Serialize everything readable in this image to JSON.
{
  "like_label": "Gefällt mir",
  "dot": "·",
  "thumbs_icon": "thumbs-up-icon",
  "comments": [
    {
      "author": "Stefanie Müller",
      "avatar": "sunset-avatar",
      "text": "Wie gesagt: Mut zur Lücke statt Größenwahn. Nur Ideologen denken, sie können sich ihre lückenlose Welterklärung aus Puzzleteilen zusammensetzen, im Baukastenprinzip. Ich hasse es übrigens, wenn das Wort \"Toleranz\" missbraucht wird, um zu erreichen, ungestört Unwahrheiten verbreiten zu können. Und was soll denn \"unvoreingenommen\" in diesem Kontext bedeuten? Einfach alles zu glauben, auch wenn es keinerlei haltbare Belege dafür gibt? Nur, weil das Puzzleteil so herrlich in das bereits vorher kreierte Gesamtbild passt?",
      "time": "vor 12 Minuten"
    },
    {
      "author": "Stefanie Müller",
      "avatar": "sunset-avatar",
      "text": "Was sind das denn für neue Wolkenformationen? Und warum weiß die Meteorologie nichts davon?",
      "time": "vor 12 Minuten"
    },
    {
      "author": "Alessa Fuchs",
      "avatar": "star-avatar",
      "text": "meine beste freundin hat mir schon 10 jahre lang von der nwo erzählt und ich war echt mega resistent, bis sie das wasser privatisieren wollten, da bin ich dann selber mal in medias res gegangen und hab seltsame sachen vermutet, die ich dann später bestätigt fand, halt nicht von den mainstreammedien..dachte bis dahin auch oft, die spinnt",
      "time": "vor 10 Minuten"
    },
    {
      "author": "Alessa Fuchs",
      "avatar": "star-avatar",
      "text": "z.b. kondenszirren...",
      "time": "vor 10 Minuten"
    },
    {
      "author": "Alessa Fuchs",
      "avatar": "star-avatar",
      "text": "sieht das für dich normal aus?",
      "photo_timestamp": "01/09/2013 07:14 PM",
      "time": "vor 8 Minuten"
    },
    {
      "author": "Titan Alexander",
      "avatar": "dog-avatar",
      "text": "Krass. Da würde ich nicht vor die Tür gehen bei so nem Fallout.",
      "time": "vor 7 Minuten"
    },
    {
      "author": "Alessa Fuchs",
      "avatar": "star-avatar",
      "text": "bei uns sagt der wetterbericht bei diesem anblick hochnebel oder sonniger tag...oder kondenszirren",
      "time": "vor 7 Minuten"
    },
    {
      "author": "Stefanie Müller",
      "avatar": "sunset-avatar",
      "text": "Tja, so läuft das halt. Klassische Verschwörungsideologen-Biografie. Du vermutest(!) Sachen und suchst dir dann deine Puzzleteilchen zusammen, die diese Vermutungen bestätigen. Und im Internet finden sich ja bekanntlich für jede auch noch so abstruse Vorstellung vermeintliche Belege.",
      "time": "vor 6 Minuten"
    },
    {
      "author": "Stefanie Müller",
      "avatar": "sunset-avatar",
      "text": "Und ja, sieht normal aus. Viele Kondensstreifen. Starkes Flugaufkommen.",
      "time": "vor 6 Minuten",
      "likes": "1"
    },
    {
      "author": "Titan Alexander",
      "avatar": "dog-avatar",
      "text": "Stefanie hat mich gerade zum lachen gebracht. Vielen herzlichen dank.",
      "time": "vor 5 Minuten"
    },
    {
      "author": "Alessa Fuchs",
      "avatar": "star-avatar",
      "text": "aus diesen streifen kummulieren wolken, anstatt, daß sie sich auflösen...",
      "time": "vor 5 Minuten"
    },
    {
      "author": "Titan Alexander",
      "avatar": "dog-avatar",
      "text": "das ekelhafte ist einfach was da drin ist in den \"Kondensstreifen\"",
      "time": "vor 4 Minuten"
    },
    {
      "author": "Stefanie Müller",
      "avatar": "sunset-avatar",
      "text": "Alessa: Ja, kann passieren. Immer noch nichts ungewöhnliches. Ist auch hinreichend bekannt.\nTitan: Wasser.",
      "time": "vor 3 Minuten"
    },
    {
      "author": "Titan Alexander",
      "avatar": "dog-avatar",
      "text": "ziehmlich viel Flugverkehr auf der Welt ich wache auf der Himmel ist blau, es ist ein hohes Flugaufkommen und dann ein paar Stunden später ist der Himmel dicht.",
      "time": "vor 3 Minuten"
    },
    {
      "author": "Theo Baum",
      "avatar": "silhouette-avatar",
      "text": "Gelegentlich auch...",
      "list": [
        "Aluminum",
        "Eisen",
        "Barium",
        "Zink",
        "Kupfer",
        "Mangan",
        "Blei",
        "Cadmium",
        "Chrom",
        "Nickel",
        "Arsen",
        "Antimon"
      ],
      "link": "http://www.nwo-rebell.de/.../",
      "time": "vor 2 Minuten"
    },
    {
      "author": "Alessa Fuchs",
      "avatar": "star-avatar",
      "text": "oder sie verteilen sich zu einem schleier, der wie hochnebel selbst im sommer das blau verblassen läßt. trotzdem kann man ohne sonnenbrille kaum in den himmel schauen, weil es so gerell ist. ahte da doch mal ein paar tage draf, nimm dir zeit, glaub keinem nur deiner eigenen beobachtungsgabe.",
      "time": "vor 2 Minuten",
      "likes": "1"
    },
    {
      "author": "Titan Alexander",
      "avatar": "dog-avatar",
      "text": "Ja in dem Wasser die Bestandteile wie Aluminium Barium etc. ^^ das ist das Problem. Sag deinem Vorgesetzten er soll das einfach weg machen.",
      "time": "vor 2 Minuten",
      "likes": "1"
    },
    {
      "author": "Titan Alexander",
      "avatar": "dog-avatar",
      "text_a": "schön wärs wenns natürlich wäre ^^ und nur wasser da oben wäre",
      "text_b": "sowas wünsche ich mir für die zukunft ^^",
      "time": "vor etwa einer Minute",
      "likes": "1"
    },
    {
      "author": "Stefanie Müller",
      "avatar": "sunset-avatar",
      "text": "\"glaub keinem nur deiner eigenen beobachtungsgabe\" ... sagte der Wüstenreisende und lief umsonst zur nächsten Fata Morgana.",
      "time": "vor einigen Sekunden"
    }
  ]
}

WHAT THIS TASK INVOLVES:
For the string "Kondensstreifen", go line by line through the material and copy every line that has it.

ANSWER TO THE EXERCISE:
      "text": "Und ja, sieht normal aus. Viele Kondensstreifen. Starkes Flugaufkommen.",
      "text": "das ekelhafte ist einfach was da drin ist in den \"Kondensstreifen\"",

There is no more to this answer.